Oil markets started the week on a fragile foot, almost breaking the key $100 per barrel support, on worries about China’s latest Covid situation and how its economic fallout from there could impact demand for crude from the world’s largest importer of the commodity.
The Federal Reserve’s impending rate hike decision for May, due later Wednesday, had also spooked investors across markets, with the central bank looking almost certain to impose a 50-basis, or quarter-percentage, point hike that would be the highest in more than 20 years in an effort to beat inflation growing at its fastest pace since the 1980s.
But European Commission President Ursula von der Leyen’s proposal for a phased oil embargo on Russia over its war in Ukraine, and sanctioning of Moscow’s top bank, put the market back in positive territory by Wednesday.
The gains are likely to continue after the Fed rate decision and into Thursday as oil traders turn their full attention to the monthly meeting of global oil alliance OPEC+, which is determined to keep a barrel at or above $100.
OPEC+ has managed to push crude prices up at each of its meetings over the past year by offering a meager hike of 400,000 barrels per day in monthly production to a market where demand is well above, after the disruptions caused by Covid 2020. On top of that, the alliance, made up of 23 oil-exporting nations that include Saudi Arabia and Russia, has fallen short on its production pledges over the past year, adding to the rally in crude.

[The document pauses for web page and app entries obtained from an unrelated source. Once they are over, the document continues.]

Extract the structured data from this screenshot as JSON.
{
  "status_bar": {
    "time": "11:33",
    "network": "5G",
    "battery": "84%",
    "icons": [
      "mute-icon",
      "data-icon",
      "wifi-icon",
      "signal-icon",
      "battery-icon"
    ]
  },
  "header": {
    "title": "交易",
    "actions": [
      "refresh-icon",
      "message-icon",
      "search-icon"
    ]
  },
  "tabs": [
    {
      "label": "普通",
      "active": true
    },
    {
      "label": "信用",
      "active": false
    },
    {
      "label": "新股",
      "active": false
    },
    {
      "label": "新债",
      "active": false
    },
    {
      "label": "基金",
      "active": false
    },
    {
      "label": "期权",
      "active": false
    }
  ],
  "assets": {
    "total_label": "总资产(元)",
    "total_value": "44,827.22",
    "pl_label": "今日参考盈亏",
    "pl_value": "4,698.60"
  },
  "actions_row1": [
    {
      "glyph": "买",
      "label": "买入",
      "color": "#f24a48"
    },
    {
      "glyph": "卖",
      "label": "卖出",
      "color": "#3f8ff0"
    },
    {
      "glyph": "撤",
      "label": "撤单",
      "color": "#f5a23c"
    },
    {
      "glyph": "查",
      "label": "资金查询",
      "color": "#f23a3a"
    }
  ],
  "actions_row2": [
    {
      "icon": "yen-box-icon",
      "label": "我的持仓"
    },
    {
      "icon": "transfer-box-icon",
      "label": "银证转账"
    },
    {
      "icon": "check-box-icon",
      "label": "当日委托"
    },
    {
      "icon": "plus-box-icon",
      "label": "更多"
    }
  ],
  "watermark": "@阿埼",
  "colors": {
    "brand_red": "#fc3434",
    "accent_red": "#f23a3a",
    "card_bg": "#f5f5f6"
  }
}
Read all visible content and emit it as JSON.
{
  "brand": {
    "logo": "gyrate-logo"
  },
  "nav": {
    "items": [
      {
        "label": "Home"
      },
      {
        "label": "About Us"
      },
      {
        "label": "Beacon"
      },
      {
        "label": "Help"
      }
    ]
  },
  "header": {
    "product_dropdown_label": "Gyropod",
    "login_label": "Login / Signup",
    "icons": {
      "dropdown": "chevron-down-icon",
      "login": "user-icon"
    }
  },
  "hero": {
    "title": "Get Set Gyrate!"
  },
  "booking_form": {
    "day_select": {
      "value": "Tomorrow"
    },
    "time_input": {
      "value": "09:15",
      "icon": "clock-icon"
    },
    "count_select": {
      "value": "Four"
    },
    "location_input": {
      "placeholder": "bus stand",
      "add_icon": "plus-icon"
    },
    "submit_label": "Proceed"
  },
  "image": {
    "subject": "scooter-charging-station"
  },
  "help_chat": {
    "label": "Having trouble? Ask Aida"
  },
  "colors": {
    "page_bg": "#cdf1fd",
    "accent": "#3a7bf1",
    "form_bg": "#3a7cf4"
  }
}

In Wednesday’s session, Brent crude, the London-traded global benchmark for oil, was up $3.39, or 3.2%, to $108.36 a barrel by 11:40 A.M. ET (15:40 GMT).
New York-traded West Texas Intermediate, or WTI, the benchmark for U.S. crude, was up $3.48, or 3.4%, to $105.89.

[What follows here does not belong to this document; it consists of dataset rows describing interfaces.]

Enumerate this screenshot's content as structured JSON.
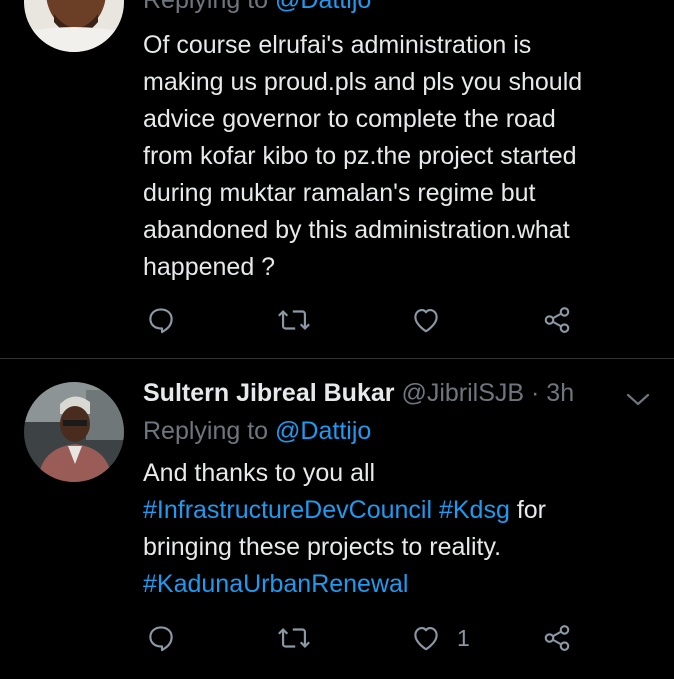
{
  "tweets": [
    {
      "replying_prefix": "Replying to ",
      "replying_mention": "@Dattijo",
      "body_lines": [
        "Of course elrufai's administration  is",
        "making us proud.pls and pls you should",
        "advice governor to complete the road",
        "from kofar kibo to pz.the project started",
        "during muktar ramalan's regime but",
        "abandoned by this administration.what",
        "happened ?"
      ],
      "actions": {
        "reply_icon": "reply-icon",
        "retweet_icon": "retweet-icon",
        "like_icon": "heart-icon",
        "share_icon": "share-icon"
      }
    },
    {
      "author_name": "Sultern Jibreal Bukar",
      "author_handle": "@JibrilSJB",
      "separator": "·",
      "timestamp": "3h",
      "replying_prefix": "Replying to ",
      "replying_mention": "@Dattijo",
      "body_line1": "And thanks to you all",
      "body_line2_tag1": "#InfrastructureDevCouncil",
      "body_line2_tag2": "#Kdsg",
      "body_line2_text": "for",
      "body_line3": "bringing these projects to reality.",
      "body_line4_tag": "#KadunaUrbanRenewal",
      "like_count": "1",
      "actions": {
        "reply_icon": "reply-icon",
        "retweet_icon": "retweet-icon",
        "like_icon": "heart-icon",
        "share_icon": "share-icon"
      }
    }
  ],
  "colors": {
    "background": "#000000",
    "text_primary": "#e7e9ea",
    "text_secondary": "#6e767d",
    "accent": "#1d9bf0",
    "divider": "#2f3336"
  }
}
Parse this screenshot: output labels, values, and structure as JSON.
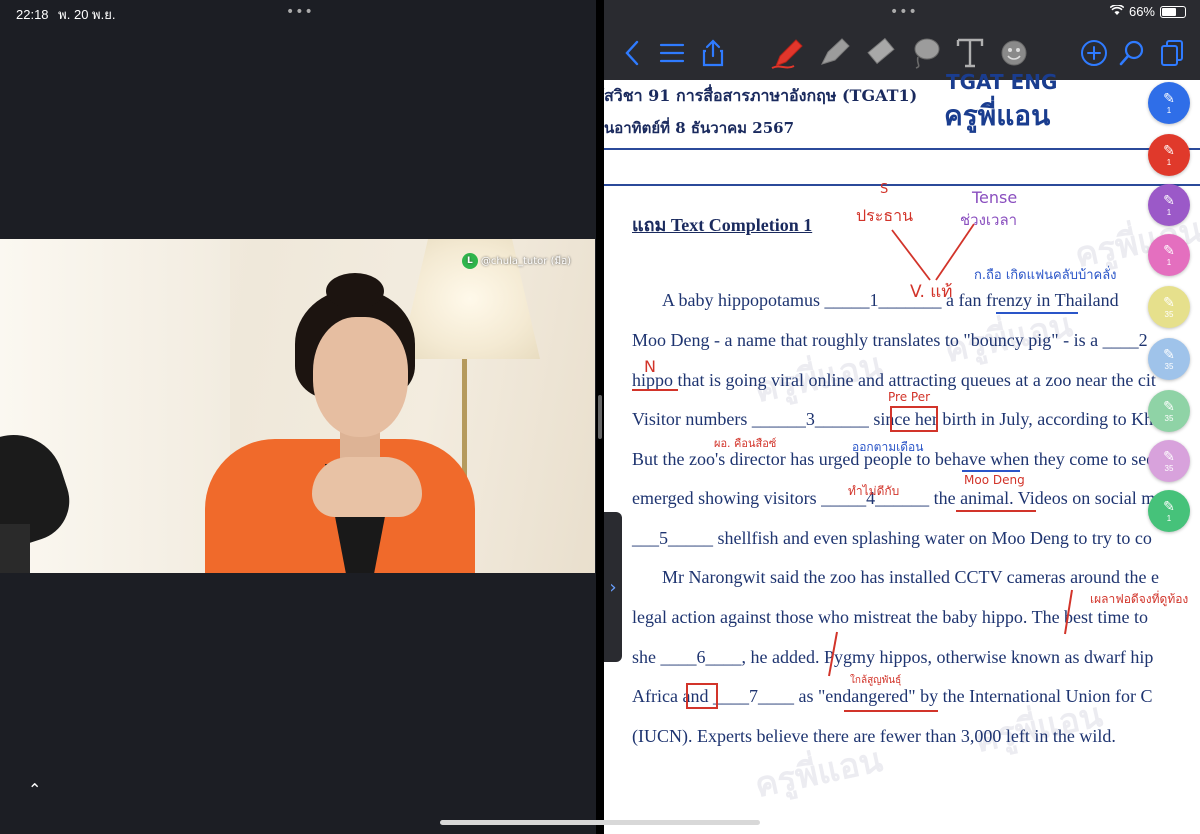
{
  "status": {
    "time": "22:18",
    "date": "พ. 20 พ.ย.",
    "battery": "66%"
  },
  "video": {
    "handle": "@chula_tutor (มีอ)"
  },
  "toolbar": {
    "back_icon": "chevron-left-icon",
    "colors": {
      "toolbar_bg": "#2a2b30",
      "icon_blue": "#2f7bff",
      "pen_red": "#e2362b"
    }
  },
  "doc": {
    "course": "ัสวิชา 91 การสื่อสารภาษาอังกฤษ (TGAT1)",
    "date": "นอาทิตย์ที่ 8 ธันวาคม 2567",
    "logo_line1": "TGAT ENG",
    "logo_line2": "ครูพี่แอน",
    "section_title": "แถม Text Completion 1",
    "lines": [
      "A baby hippopotamus _____1_______ a fan frenzy in Thailand",
      "Moo Deng - a name that roughly translates to \"bouncy pig\" - is a ____2",
      "hippo that is going viral online and attracting queues at a zoo near the cit",
      "Visitor numbers ______3______ since her birth in July, according to Kha",
      "But the zoo's director has urged people to behave when they come to see",
      "emerged showing visitors _____4______ the animal. Videos on social me",
      "___5_____ shellfish and even splashing water on Moo Deng to try to co",
      "Mr Narongwit said the zoo has installed CCTV cameras around the e",
      "legal action against those who mistreat the baby hippo. The best time to",
      "she ____6____, he added. Pygmy hippos, otherwise known as dwarf hip",
      "Africa and ____7____ as \"endangered\" by the International Union for C",
      "(IUCN). Experts believe there are fewer than 3,000 left in the wild."
    ],
    "annotations": {
      "s_label": "S",
      "subject": "ประธาน",
      "tense": "Tense",
      "tense_th": "ช่วงเวลา",
      "verb": "V. แท้",
      "meaning1": "ก.ถือ เกิดแฟนคลับบ้าคลั่ง",
      "n_label": "N",
      "pre_per": "Pre Per",
      "note3a": "ผอ. คือนสือซ์",
      "note3b": "ออกตามเดือน",
      "moo_deng": "Moo Deng",
      "note4": "ทำไม่ดีกับ",
      "note8": "เผลาฟอดีจงที่ดูท้อง",
      "note10": "ใกล้สูญพันธุ์"
    },
    "watermark": "ครูพี่แอน"
  },
  "pens": [
    {
      "color": "#2f6ee8",
      "count": "1"
    },
    {
      "color": "#e0392b",
      "count": "1"
    },
    {
      "color": "#9b59c8",
      "count": "1"
    },
    {
      "color": "#e46fbf",
      "count": "1"
    },
    {
      "color": "#e6e08c",
      "count": "35"
    },
    {
      "color": "#9fc3ea",
      "count": "35"
    },
    {
      "color": "#8fd3a6",
      "count": "35"
    },
    {
      "color": "#d8a2dc",
      "count": "35"
    },
    {
      "color": "#46c27a",
      "count": "1"
    }
  ]
}
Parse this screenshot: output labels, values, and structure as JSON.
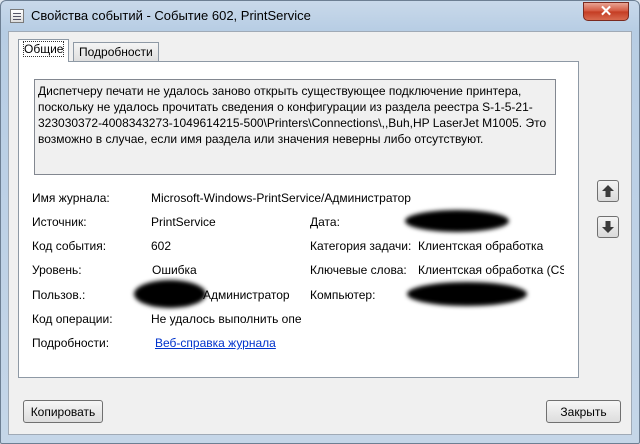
{
  "window": {
    "title": "Свойства событий - Событие 602, PrintService",
    "close_label": "✕"
  },
  "tabs": [
    {
      "label": "Общие",
      "active": true
    },
    {
      "label": "Подробности",
      "active": false
    }
  ],
  "message": "Диспетчеру печати не удалось заново открыть существующее подключение принтера, поскольку не удалось прочитать сведения о конфигурации из раздела реестра S-1-5-21-323030372-4008343273-1049614215-500\\Printers\\Connections\\,,Buh,HP LaserJet M1005. Это возможно в случае, если имя раздела или значения неверны либо отсутствуют.",
  "fields": {
    "log_name": {
      "label": "Имя журнала:",
      "value": "Microsoft-Windows-PrintService/Администратор"
    },
    "source": {
      "label": "Источник:",
      "value": "PrintService"
    },
    "date": {
      "label": "Дата:"
    },
    "event_id": {
      "label": "Код события:",
      "value": "602"
    },
    "task_category": {
      "label": "Категория задачи:",
      "value": "Клиентская обработка"
    },
    "level": {
      "label": "Уровень:",
      "value": "Ошибка"
    },
    "keywords": {
      "label": "Ключевые слова:",
      "value": "Клиентская обработка (CS"
    },
    "user": {
      "label": "Пользов.:",
      "value": "Администратор"
    },
    "computer": {
      "label": "Компьютер:"
    },
    "opcode": {
      "label": "Код операции:",
      "value": "Не удалось выполнить опе"
    },
    "details": {
      "label": "Подробности:",
      "value": "Веб-справка журнала"
    }
  },
  "buttons": {
    "copy": "Копировать",
    "close": "Закрыть"
  },
  "icons": {
    "app": "event-viewer-icon",
    "up": "arrow-up-icon",
    "down": "arrow-down-icon"
  }
}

Weekly inventory data from the Energy Information Administration showing a surprise crude build for last week hit WTI briefly, though the bearish impact soon evaporated on numbers showing the U.S. emergency crude reserve having fallen to 21 years low as the Biden administration continued to release oil from there to a supply-starved market.
Notwithstanding crude’s renewed fervor to the upside, analysts said prices had to break beyond the $120 resistance for Brent and $115 for WTI to enter new bullish territory.
“In the bigger picture Brent crude is still in a broader $100 to $120 range and WTI in a $95 to $115,” said Jeffrey Halley, head of Asia Pacific research at online trading platform OANDA. “Only a weekly close above or below those levels signals a new directional move.”